**PROVIDED RECORDS**.
+ + + + + + +
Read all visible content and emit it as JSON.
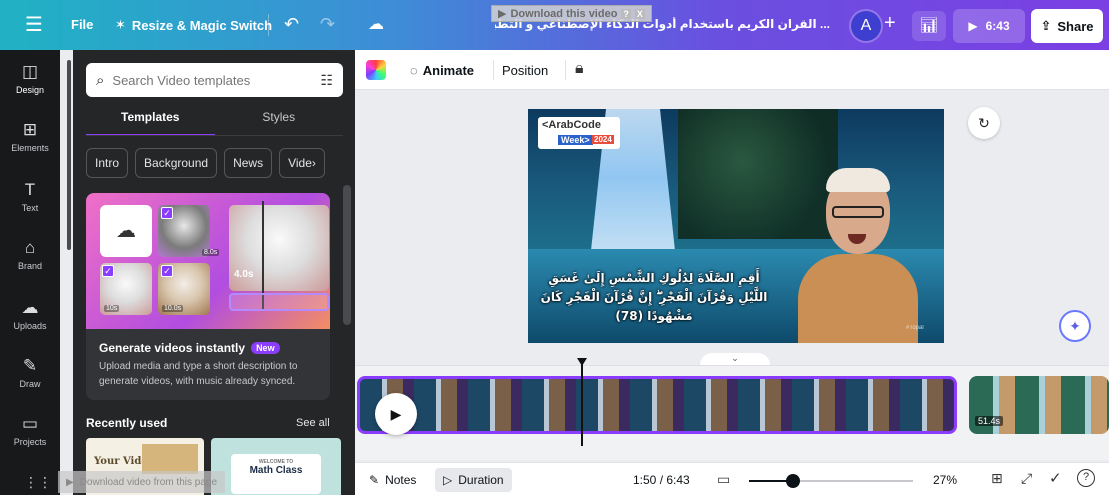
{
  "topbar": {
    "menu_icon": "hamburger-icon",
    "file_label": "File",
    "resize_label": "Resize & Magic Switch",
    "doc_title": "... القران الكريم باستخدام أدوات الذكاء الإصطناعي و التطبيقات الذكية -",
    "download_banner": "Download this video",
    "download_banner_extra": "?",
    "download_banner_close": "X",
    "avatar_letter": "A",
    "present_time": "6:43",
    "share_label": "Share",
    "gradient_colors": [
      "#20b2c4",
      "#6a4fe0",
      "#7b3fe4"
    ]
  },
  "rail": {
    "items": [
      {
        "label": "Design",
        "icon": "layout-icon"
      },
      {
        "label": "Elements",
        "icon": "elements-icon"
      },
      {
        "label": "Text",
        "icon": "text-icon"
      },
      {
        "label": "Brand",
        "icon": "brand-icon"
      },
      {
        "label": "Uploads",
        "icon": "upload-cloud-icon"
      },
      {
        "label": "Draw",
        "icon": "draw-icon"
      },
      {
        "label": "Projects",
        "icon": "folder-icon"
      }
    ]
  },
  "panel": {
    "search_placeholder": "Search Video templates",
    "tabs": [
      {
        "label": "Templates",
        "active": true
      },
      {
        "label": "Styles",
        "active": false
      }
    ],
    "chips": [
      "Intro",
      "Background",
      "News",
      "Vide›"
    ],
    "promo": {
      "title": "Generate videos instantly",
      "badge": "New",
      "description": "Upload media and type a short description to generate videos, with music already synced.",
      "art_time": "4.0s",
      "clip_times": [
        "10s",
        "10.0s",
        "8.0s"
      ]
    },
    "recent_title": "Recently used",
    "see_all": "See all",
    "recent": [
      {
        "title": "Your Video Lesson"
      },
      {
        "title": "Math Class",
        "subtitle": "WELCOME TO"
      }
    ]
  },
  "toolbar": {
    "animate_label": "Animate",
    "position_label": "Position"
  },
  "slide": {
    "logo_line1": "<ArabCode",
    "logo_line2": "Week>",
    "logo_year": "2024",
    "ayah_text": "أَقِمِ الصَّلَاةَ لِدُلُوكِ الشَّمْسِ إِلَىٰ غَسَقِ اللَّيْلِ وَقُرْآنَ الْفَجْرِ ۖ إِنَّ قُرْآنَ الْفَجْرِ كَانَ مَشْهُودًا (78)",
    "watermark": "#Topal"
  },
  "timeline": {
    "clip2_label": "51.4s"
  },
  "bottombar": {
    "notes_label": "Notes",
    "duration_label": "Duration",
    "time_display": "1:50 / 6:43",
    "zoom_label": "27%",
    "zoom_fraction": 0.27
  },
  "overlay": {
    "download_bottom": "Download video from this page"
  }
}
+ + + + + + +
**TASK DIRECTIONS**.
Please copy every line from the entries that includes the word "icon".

**RESPONSE AREA**.
    "menu_icon": "hamburger-icon",
        "icon": "layout-icon"
        "icon": "elements-icon"
        "icon": "text-icon"
        "icon": "brand-icon"
        "icon": "upload-cloud-icon"
        "icon": "draw-icon"
        "icon": "folder-icon"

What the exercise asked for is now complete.